Academic journal article Journal of Environmental Health , Vol. 61, No. 7
Improving the ability of the civilian medical community to respond to a chemical or biological terrorist attack requires more than simply providing cities with military training and equipment, according to a new report from a committee of the Institute of Medicine and the National Research Council. The committee identified more than 60 research and development projects that could help minimize damage caused by a terrorist attack. Examples include
* new drugs and vaccines to combat anthrax and smallpox,
* faster and easier-to-use chemical detectors and diagnostic tests, and
* communications software to improve disease surveillance and to provide information about possible attacks.
Preparations for biological or chemical terrorism should build on systems already in place, such as those designed to handle hazardous-material spills, infectious disease outbreaks, and natural disasters. Public health departments, poison control centers, and metropolitan police officials, who are already working in these areas, are best equipped to handle the challenges posed by terrorism. These entities must adapt new and emerging technologies for the detection of chemical and biological warfare agents. Especially needed are faster, simpler, cheaper, and more accurate tools for detecting and identifying a wide spectrum of toxic substances.
Knowing who is going to attack, when, and where is particularly difficult in a civilian setting. Military officials, by contrast, might know or suspect that an enemy has a stockpile of biological weapons and could vaccinate soldiers against some of these agents.

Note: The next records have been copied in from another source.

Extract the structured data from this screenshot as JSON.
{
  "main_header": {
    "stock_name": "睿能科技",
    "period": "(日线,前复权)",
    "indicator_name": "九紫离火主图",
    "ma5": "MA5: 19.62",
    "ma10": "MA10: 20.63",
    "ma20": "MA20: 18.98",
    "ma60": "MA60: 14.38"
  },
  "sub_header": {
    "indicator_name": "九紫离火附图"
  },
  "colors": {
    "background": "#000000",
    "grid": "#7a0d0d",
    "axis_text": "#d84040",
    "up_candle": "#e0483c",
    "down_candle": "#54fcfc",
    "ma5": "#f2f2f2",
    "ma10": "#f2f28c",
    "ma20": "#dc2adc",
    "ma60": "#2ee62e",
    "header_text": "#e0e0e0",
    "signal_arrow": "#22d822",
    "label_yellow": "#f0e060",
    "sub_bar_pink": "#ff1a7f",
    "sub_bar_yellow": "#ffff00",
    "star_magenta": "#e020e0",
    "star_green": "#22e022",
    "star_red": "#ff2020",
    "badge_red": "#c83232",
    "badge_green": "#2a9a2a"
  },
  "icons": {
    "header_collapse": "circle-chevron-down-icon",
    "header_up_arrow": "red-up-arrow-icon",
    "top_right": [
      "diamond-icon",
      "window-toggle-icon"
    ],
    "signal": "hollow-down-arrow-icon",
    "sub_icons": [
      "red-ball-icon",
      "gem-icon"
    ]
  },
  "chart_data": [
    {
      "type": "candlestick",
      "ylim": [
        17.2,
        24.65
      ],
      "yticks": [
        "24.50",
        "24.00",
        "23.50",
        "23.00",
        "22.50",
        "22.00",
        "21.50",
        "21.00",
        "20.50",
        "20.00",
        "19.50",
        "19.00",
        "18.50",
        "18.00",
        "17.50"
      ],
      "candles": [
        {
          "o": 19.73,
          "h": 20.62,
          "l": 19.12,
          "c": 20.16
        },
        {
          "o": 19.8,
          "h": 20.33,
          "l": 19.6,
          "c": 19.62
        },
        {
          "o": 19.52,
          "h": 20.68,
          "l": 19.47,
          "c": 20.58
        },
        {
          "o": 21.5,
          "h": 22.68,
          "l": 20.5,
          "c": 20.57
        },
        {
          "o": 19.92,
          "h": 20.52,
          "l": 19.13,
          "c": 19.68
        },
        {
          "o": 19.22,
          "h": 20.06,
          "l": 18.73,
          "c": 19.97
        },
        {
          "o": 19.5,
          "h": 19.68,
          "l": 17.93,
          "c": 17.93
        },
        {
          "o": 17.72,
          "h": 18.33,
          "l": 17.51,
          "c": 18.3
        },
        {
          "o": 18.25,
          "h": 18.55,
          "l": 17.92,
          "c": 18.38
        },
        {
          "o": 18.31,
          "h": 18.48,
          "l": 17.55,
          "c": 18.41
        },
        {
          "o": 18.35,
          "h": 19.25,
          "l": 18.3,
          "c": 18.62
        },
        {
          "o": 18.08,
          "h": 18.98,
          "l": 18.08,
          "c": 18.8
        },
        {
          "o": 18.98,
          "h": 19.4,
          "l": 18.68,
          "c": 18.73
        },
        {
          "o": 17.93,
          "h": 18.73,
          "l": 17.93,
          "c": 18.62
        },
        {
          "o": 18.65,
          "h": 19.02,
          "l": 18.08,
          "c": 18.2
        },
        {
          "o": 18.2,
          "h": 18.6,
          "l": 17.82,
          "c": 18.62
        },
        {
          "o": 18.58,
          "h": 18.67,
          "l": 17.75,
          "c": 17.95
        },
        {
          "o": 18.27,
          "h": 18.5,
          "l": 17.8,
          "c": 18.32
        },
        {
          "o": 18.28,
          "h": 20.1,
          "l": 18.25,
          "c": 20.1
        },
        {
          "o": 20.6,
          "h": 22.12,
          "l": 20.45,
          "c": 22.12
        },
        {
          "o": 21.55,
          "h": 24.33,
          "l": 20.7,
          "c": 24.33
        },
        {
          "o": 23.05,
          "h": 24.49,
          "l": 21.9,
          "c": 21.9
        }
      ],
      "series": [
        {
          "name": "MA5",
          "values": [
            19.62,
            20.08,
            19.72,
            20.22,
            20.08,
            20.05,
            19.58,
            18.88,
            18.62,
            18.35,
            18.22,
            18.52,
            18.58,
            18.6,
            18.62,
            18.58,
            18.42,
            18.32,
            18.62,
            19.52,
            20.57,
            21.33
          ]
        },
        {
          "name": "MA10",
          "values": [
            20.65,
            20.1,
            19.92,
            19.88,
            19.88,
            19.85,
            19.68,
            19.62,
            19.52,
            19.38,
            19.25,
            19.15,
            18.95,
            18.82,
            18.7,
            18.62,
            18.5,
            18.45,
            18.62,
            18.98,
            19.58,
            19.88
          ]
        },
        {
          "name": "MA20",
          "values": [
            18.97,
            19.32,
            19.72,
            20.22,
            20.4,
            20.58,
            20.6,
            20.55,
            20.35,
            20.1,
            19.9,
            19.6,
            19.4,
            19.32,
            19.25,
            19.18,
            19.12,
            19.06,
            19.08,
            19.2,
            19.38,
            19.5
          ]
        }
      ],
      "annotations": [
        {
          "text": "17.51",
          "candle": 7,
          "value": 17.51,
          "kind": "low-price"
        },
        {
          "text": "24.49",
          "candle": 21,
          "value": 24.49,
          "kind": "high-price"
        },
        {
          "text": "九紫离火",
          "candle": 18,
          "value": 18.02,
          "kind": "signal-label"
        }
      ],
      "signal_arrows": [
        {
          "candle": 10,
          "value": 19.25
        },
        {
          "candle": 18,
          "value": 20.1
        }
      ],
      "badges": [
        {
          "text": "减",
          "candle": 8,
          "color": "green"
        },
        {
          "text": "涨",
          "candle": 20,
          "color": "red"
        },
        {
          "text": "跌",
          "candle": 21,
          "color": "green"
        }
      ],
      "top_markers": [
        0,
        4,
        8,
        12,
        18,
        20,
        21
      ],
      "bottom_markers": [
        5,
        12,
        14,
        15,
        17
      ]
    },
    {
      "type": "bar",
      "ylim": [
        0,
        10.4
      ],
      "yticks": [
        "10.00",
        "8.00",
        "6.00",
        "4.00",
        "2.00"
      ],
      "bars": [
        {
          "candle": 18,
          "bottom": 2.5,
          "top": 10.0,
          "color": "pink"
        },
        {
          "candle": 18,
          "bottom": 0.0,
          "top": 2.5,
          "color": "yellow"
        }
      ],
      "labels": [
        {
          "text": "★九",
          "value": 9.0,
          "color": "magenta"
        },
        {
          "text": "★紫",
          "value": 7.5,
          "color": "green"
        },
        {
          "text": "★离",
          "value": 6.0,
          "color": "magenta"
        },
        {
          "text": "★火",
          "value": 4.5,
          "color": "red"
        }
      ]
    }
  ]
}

In the civilian environment, the enemy, the weapon, and the time and place of attack may all be unknown, making this sort of preparation impossible. …